Superman Planet Found: Astrophysicist Finds Krypton in Neighboring Constellation

After a long search, the planet Krypton, home of Superman, has been found, bringing to end what was a long and intensive process.

A popular astrophysicist made the discovery and recently published the location of the long lost planet with the help of DC comics.

Neil deGrasse Tyson, director of the American Museum of Natural History's Hayden Planetarium in New York City, revealed that Krypton is a planet the is orbiting a red dwarf within a cluster of stars in a constellation fairly close to earth.

Superman's home planet is located 27.1 light-years from Earth, in the southern constellation known as Corvus and circles around the red dwarf star called LHS 2520. Tyson explained that a red dwarf star is smaller and much cooler than our sun and occurs when a star is nearing the end of its life cycle.

The search for superman's home planet was started after DC Comics wanted to add the search for Krypton to their story line and found a more than willing Tyson to aid in the search.

"As a native of Metropolis, I was delighted to help Superman, who has done so much for my city over all these years," a playful Tyson said in a statement. "And it's clear that if he weren't a superhero he would have made quite an astrophysicist."

The new edition to the comic series, Action Comics Superman #14, titled "Star Light, Star Bright," is due out on Wednesday, and Tyson makes an appearance in the new comic as he helps Superman on his quest.

"This is a major milestone in the Superman mythos that gives our super hero a place in the universe," DC Entertainment co-publisher Dan DiDio said in a statement.

"Having Neil deGrasse Tyson in the book was one thing, but by applying real-world science to this story he has forever changed Superman's place in history.

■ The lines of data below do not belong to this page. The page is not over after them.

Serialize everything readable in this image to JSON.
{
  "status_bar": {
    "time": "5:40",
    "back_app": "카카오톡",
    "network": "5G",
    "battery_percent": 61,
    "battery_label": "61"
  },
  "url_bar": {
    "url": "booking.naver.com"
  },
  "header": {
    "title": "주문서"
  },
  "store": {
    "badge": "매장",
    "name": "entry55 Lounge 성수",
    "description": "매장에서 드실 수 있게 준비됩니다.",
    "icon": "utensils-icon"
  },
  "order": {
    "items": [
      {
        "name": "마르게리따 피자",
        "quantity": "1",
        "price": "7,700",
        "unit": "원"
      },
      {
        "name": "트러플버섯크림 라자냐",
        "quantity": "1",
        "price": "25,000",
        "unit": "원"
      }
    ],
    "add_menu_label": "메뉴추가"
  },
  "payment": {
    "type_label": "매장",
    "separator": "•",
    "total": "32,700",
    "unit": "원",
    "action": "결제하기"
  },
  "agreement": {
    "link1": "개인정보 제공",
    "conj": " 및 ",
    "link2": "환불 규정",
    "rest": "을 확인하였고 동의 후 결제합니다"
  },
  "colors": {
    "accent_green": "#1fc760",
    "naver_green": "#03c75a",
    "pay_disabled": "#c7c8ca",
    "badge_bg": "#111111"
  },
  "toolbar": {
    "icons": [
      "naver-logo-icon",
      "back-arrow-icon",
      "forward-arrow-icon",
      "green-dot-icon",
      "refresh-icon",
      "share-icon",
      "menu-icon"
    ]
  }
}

Now fans will be able to look up at the night's sky and say, 'That's where Superman was born,'" he added.